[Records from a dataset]
__________________________________________________

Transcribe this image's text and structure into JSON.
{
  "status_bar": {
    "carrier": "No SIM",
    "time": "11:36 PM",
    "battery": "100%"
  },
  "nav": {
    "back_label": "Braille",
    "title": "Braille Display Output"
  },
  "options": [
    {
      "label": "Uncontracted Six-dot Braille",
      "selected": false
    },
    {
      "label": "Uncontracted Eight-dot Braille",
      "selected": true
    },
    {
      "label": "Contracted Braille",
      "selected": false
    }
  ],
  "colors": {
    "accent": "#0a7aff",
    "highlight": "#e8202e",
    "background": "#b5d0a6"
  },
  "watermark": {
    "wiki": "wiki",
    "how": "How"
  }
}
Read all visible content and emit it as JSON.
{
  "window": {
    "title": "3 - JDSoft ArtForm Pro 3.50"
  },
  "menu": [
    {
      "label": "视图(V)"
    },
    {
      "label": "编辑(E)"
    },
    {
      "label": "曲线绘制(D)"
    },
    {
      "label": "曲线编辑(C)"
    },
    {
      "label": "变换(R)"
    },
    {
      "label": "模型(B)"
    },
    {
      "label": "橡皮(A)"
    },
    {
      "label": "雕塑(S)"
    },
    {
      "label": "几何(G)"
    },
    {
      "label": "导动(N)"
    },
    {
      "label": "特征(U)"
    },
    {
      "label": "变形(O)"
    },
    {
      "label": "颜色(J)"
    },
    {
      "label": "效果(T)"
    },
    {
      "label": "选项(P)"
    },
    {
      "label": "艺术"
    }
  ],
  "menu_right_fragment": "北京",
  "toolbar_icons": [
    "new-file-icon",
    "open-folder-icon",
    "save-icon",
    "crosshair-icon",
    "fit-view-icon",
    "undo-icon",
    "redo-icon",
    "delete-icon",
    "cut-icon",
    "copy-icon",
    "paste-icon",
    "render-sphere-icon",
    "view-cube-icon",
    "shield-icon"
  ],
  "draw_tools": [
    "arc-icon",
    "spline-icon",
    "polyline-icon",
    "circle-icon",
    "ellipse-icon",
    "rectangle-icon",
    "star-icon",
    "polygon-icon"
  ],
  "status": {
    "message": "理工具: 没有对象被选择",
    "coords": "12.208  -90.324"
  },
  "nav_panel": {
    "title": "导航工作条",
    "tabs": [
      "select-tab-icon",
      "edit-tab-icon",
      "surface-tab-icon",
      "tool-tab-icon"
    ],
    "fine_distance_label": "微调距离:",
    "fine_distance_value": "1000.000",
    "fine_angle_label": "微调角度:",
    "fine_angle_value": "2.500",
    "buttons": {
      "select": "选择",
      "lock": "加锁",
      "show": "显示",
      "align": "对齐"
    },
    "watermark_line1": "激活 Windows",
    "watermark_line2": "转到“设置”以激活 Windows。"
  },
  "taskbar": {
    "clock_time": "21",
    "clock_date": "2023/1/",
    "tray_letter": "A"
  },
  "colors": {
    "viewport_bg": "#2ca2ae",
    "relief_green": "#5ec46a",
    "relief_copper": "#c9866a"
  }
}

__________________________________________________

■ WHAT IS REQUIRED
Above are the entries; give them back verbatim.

■ TASK RESPONSE
Transcribe this image's text and structure into JSON.
{
  "status_bar": {
    "carrier": "No SIM",
    "time": "11:36 PM",
    "battery": "100%"
  },
  "nav": {
    "back_label": "Braille",
    "title": "Braille Display Output"
  },
  "options": [
    {
      "label": "Uncontracted Six-dot Braille",
      "selected": false
    },
    {
      "label": "Uncontracted Eight-dot Braille",
      "selected": true
    },
    {
      "label": "Contracted Braille",
      "selected": false
    }
  ],
  "colors": {
    "accent": "#0a7aff",
    "highlight": "#e8202e",
    "background": "#b5d0a6"
  },
  "watermark": {
    "wiki": "wiki",
    "how": "How"
  }
}
Read all visible content and emit it as JSON.
{
  "window": {
    "title": "3 - JDSoft ArtForm Pro 3.50"
  },
  "menu": [
    {
      "label": "视图(V)"
    },
    {
      "label": "编辑(E)"
    },
    {
      "label": "曲线绘制(D)"
    },
    {
      "label": "曲线编辑(C)"
    },
    {
      "label": "变换(R)"
    },
    {
      "label": "模型(B)"
    },
    {
      "label": "橡皮(A)"
    },
    {
      "label": "雕塑(S)"
    },
    {
      "label": "几何(G)"
    },
    {
      "label": "导动(N)"
    },
    {
      "label": "特征(U)"
    },
    {
      "label": "变形(O)"
    },
    {
      "label": "颜色(J)"
    },
    {
      "label": "效果(T)"
    },
    {
      "label": "选项(P)"
    },
    {
      "label": "艺术"
    }
  ],
  "menu_right_fragment": "北京",
  "toolbar_icons": [
    "new-file-icon",
    "open-folder-icon",
    "save-icon",
    "crosshair-icon",
    "fit-view-icon",
    "undo-icon",
    "redo-icon",
    "delete-icon",
    "cut-icon",
    "copy-icon",
    "paste-icon",
    "render-sphere-icon",
    "view-cube-icon",
    "shield-icon"
  ],
  "draw_tools": [
    "arc-icon",
    "spline-icon",
    "polyline-icon",
    "circle-icon",
    "ellipse-icon",
    "rectangle-icon",
    "star-icon",
    "polygon-icon"
  ],
  "status": {
    "message": "理工具: 没有对象被选择",
    "coords": "12.208  -90.324"
  },
  "nav_panel": {
    "title": "导航工作条",
    "tabs": [
      "select-tab-icon",
      "edit-tab-icon",
      "surface-tab-icon",
      "tool-tab-icon"
    ],
    "fine_distance_label": "微调距离:",
    "fine_distance_value": "1000.000",
    "fine_angle_label": "微调角度:",
    "fine_angle_value": "2.500",
    "buttons": {
      "select": "选择",
      "lock": "加锁",
      "show": "显示",
      "align": "对齐"
    },
    "watermark_line1": "激活 Windows",
    "watermark_line2": "转到“设置”以激活 Windows。"
  },
  "taskbar": {
    "clock_time": "21",
    "clock_date": "2023/1/",
    "tray_letter": "A"
  },
  "colors": {
    "viewport_bg": "#2ca2ae",
    "relief_green": "#5ec46a",
    "relief_copper": "#c9866a"
  }
}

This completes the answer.